A woman has been acquitted of killing her partner in a road accident – but fined £80 for having an illegal tyre on the death crash car.
Vicki Williamson was giving Liam Thornton a lift to work when she was involved in a smash on a busy slip road.
Mr Thornton, from Kincorth, suffered serious injuries and the 26-year-old died later in Aberdeen Royal Infirmary.
Williamson had been on trial at the city’s sheriff court accused of causing his death by careless driving.
She walked free from court after the jury of nine men and six women took an hour and 20 minutes to find the charge not proven.
But Mr Thornton’s family said afterwards they were “disgusted” by the majority verdict.
Williamson had admitted driving with a defective tyre, which had just under the 1.6 millimetre tread depth required by law.
She was fined £80 and had three penalty points added to her licence.
The 36-year-old, of 31 Granton Terrace, Dundee, wept in the dock after the not proven verdict on the death by careless driving charge was read out.
Mr Thornton’s mother, Donna, said she was shocked by the jury’s decision.
The mother-of-six said her son was “just brilliant” and had enjoyed working at Burger King, where he had met Williamson.
The 48-year-old said: “He got on with everyone there.
“He was brilliant – everybody loved him. He was a character.
“It’s no justice system.”
Another family member said: “I just think it’s ridiculous.”
The accident involving Williamson’s silver Vauxhall Corsa and a blue Ford Focus driven by Banchory man Sander Probyn happened on the A956 Charleston flyover on the outskirts of Aberdeen on August 12, 2014.
The road was wet at the time and during the three-day trial at Aberdeen Sheriff Court pipeline engineer Mr Probyn said Williamson’s car came round a corner “almost sideways”.
Williamson spent 11 weeks in hospital following the collision, and was treated for a broken pelvis and broken ribs.
A four-year-old child who was travelling in her car was also injured in and her dog died.
Williamson told police in a voluntary statement while recovering that it felt like she had hit “black ice” moments before the accident.

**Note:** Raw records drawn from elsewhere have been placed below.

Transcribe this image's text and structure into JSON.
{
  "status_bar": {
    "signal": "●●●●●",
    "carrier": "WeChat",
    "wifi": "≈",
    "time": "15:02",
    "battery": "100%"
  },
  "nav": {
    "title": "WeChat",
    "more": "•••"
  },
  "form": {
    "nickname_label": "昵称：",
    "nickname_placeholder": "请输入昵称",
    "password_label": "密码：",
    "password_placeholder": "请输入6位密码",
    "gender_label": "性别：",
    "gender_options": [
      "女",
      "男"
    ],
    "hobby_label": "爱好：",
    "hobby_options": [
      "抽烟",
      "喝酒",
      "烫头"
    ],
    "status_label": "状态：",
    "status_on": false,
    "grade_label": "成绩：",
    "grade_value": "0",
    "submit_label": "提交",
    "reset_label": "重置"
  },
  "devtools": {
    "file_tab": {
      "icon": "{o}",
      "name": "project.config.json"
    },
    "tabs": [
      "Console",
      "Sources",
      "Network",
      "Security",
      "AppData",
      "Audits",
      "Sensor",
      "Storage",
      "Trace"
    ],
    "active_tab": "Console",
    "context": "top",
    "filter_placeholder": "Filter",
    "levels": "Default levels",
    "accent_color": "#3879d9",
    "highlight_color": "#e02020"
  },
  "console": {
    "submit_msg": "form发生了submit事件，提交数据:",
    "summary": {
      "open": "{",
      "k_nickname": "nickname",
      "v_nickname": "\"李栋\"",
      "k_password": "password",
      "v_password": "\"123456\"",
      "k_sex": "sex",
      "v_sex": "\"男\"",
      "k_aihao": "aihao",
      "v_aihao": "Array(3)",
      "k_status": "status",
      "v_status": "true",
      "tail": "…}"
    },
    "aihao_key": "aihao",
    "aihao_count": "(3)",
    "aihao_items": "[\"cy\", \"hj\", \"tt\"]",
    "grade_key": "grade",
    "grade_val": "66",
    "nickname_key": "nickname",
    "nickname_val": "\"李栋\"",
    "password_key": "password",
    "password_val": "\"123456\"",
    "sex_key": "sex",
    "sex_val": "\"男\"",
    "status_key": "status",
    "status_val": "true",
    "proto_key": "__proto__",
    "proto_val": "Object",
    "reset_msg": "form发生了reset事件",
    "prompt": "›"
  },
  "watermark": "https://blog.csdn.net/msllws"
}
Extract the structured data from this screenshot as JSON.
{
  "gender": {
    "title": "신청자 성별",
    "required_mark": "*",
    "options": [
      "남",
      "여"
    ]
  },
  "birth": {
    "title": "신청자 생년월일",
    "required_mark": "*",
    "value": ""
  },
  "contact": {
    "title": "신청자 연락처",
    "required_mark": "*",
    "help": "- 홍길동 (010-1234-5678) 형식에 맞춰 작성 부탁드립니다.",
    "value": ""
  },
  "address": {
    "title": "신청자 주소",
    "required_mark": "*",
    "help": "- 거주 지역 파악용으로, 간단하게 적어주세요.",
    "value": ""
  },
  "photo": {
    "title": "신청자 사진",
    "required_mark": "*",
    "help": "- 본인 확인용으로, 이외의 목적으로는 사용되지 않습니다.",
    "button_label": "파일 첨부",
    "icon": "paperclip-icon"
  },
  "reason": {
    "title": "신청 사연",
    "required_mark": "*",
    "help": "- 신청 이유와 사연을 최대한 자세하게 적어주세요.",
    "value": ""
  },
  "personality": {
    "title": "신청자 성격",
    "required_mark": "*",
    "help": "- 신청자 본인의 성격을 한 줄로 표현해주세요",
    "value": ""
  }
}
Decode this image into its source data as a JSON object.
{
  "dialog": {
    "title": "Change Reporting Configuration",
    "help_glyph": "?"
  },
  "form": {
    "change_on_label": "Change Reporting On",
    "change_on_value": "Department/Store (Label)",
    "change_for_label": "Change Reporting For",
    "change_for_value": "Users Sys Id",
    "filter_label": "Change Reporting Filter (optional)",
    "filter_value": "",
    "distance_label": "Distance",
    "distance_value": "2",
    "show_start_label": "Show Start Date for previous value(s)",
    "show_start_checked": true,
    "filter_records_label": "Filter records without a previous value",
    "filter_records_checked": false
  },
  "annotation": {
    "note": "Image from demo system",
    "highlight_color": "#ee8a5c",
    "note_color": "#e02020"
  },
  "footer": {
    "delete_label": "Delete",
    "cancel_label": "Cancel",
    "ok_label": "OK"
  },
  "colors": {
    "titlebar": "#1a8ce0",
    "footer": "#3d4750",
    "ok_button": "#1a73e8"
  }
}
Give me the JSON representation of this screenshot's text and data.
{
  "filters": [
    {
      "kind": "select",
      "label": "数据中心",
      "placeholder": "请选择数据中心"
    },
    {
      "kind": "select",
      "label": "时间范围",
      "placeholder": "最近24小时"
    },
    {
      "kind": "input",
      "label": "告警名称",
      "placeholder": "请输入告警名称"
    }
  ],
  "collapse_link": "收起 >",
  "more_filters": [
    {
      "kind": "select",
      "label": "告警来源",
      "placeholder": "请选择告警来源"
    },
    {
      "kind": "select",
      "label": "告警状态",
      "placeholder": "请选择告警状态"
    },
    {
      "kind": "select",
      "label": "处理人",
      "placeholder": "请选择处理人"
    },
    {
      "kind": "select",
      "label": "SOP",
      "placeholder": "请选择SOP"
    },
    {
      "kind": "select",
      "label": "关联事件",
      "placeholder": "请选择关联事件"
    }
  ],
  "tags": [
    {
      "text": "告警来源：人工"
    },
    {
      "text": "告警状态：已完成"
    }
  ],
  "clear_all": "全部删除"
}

Giving evidence in her own defence, she said she had not been speeding as she came on to the A956 from the A90 Aberdeen-Dundee road.
Sergeant Graham Mutch said there was no evidence to suggest that Williamson was driving in a manner anything other than normal before the collision.
A collision investigation report prepared after the incident suggested the most likely cause of the crash was that the driver lost control of the car due to driving at an inappropriate speed on a bend for the road conditions.
Another police officer, Craig McNeill, described the road as being in a “poor state of repair” and said the road dipped on the carriageway of the slip road where Williamson was driving.